(Web page and app entries)
○ ○ ○

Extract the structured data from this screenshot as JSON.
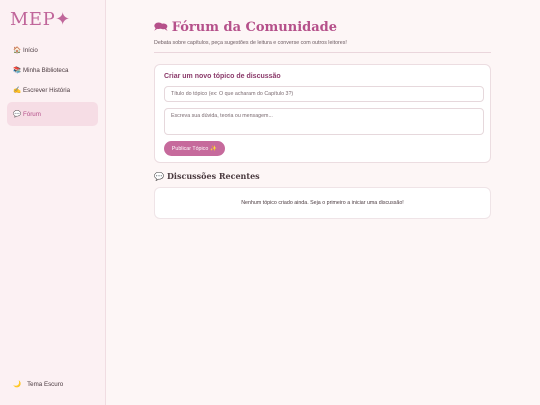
{
  "sidebar": {
    "logo": "MEP✦",
    "items": [
      {
        "icon": "🏠",
        "label": "Início"
      },
      {
        "icon": "📚",
        "label": "Minha Biblioteca"
      },
      {
        "icon": "✍️",
        "label": "Escrever História"
      },
      {
        "icon": "💬",
        "label": "Fórum"
      }
    ],
    "theme_toggle": {
      "icon": "🌙",
      "label": "Tema Escuro"
    }
  },
  "main": {
    "title_icon": "🗪",
    "title": "Fórum da Comunidade",
    "subtitle": "Debata sobre capítulos, peça sugestões de leitura e converse com outros leitores!",
    "new_topic": {
      "heading": "Criar um novo tópico de discussão",
      "title_placeholder": "Título do tópico (ex: O que acharam do Capítulo 3?)",
      "message_placeholder": "Escreva sua dúvida, teoria ou mensagem...",
      "publish_label": "Publicar Tópico",
      "publish_icon": "✨"
    },
    "recent": {
      "icon": "💬",
      "heading": "Discussões Recentes",
      "empty_message": "Nenhum tópico criado ainda. Seja o primeiro a iniciar uma discussão!"
    }
  },
  "colors": {
    "accent": "#b5508a",
    "button": "#c66a9c",
    "sidebar_bg": "#fcf1f3",
    "active_bg": "#f6dde5",
    "page_bg": "#fdf6f6"
  }
}
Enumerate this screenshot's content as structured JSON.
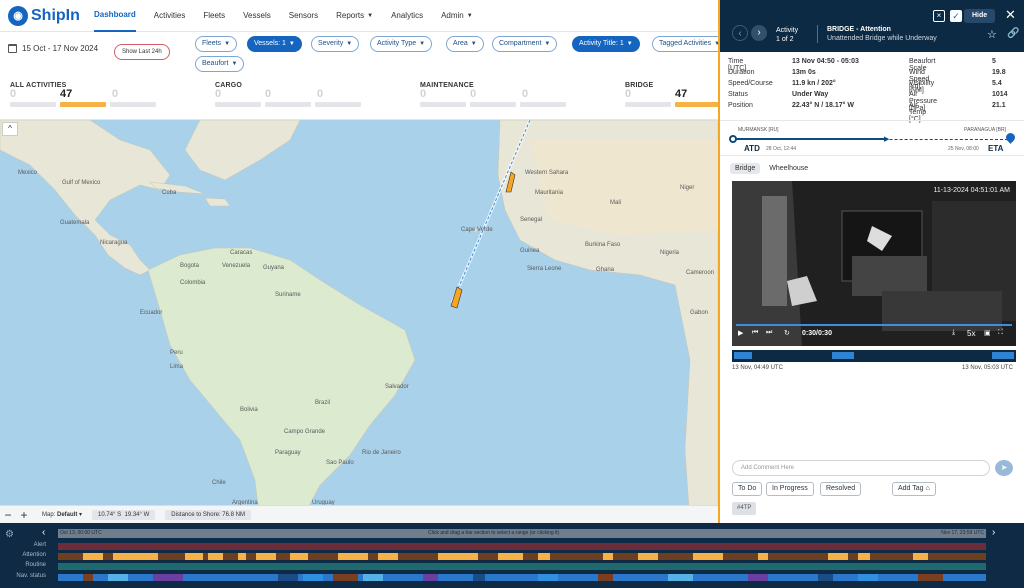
{
  "app": {
    "logo": "ShipIn"
  },
  "nav": {
    "items": [
      {
        "label": "Dashboard",
        "active": true,
        "caret": false
      },
      {
        "label": "Activities",
        "caret": false
      },
      {
        "label": "Fleets",
        "caret": false
      },
      {
        "label": "Vessels",
        "caret": false
      },
      {
        "label": "Sensors",
        "caret": false
      },
      {
        "label": "Reports",
        "caret": true
      },
      {
        "label": "Analytics",
        "caret": false
      },
      {
        "label": "Admin",
        "caret": true
      }
    ]
  },
  "filters": {
    "date_range": "15 Oct - 17 Nov 2024",
    "show_last": "Show Last 24h",
    "chips": [
      {
        "label": "Fleets",
        "active": false
      },
      {
        "label": "Vessels: 1",
        "active": true
      },
      {
        "label": "Severity",
        "active": false
      },
      {
        "label": "Activity Type",
        "active": false
      },
      {
        "label": "Area",
        "active": false
      },
      {
        "label": "Compartment",
        "active": false
      },
      {
        "label": "Activity Title: 1",
        "active": true
      },
      {
        "label": "Tagged Activities",
        "active": false
      },
      {
        "label": "Beaufort",
        "active": false
      }
    ]
  },
  "summary": {
    "categories": [
      {
        "title": "ALL ACTIVITIES",
        "counts": [
          "0",
          "47",
          "0"
        ]
      },
      {
        "title": "CARGO",
        "counts": [
          "0",
          "0",
          "0"
        ]
      },
      {
        "title": "MAINTENANCE",
        "counts": [
          "0",
          "0",
          "0"
        ]
      },
      {
        "title": "BRIDGE",
        "counts": [
          "0",
          "47",
          "0"
        ]
      }
    ]
  },
  "map": {
    "labels": [
      "Mexico",
      "Gulf of Mexico",
      "Cuba",
      "Guatemala",
      "Nicaragua",
      "Venezuela",
      "Colombia",
      "Guyana",
      "Suriname",
      "Ecuador",
      "Peru",
      "Brazil",
      "Bolivia",
      "Paraguay",
      "Chile",
      "Argentina",
      "Uruguay",
      "Western Sahara",
      "Mauritania",
      "Mali",
      "Niger",
      "Senegal",
      "Guinea",
      "Burkina Faso",
      "Nigeria",
      "Ghana",
      "Cameroon",
      "Gabon",
      "Sierra Leone",
      "Cape Verde",
      "Lima",
      "Rio de Janeiro",
      "Campo Grande",
      "Sao Paulo",
      "Salvador",
      "Bogota",
      "Caracas"
    ],
    "collapse_icon": "^",
    "zoom_out": "−",
    "zoom_in": "+",
    "map_type_label": "Map:",
    "map_type": "Default",
    "coord_lat": "10.74° S",
    "coord_lon": "19.34° W",
    "distance": "Distance to Shore: 76.8 NM"
  },
  "panel": {
    "activity_label": "Activity",
    "activity_index": "1 of 2",
    "title": "BRIDGE - Attention",
    "subtitle": "Unattended Bridge while Underway",
    "hide": "Hide",
    "metrics": [
      {
        "k": "Time [UTC]",
        "v": "13 Nov 04:50 - 05:03",
        "k2": "Beaufort Scale",
        "v2": "5"
      },
      {
        "k": "Duration",
        "v": "13m 0s",
        "k2": "Wind Speed [kn]",
        "v2": "19.8"
      },
      {
        "k": "Speed/Course",
        "v": "11.9 kn / 202°",
        "k2": "Visibility [NM]",
        "v2": "5.4"
      },
      {
        "k": "Status",
        "v": "Under Way",
        "k2": "Air Pressure [hPa]",
        "v2": "1014"
      },
      {
        "k": "Position",
        "v": "22.43° N / 18.17° W",
        "k2": "Air Temp [°C]",
        "v2": "21.1"
      }
    ],
    "route": {
      "from": "MURMANSK [RU]",
      "to": "PARANAGUA [BR]",
      "atd": "ATD",
      "atd_date": "28 Oct, 12:44",
      "eta": "ETA",
      "eta_date": "25 Nov, 08:00"
    },
    "tabs": [
      "Bridge",
      "Wheelhouse"
    ],
    "video": {
      "timestamp": "11-13-2024 04:51:01 AM",
      "time": "0:30/0:30",
      "speed": "5x",
      "progress": 1.0
    },
    "scrub_start": "13 Nov, 04:49 UTC",
    "scrub_end": "13 Nov, 05:03 UTC",
    "comment_placeholder": "Add Comment Here",
    "status_buttons": [
      "To Do",
      "In Progress",
      "Resolved",
      "Add Tag"
    ],
    "tag": "#4TP"
  },
  "timeline": {
    "start": "Oct 13, 00:00 UTC",
    "hint": "Click and drag a bar section to select a range (or clicking it)",
    "end": "Nov 17, 23:59 UTC",
    "rows": [
      "Alert",
      "Attention",
      "Routine",
      "Nav. status"
    ],
    "colors": {
      "alert": "#6b2c3c",
      "attention": "#f6b245",
      "routine": "#1e6a6e",
      "nav": "#2b77c9"
    }
  }
}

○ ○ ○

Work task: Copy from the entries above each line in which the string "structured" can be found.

Expected output:
Extract the structured data from this screenshot as JSON.
Enumerate this screenshot's content as structured JSON.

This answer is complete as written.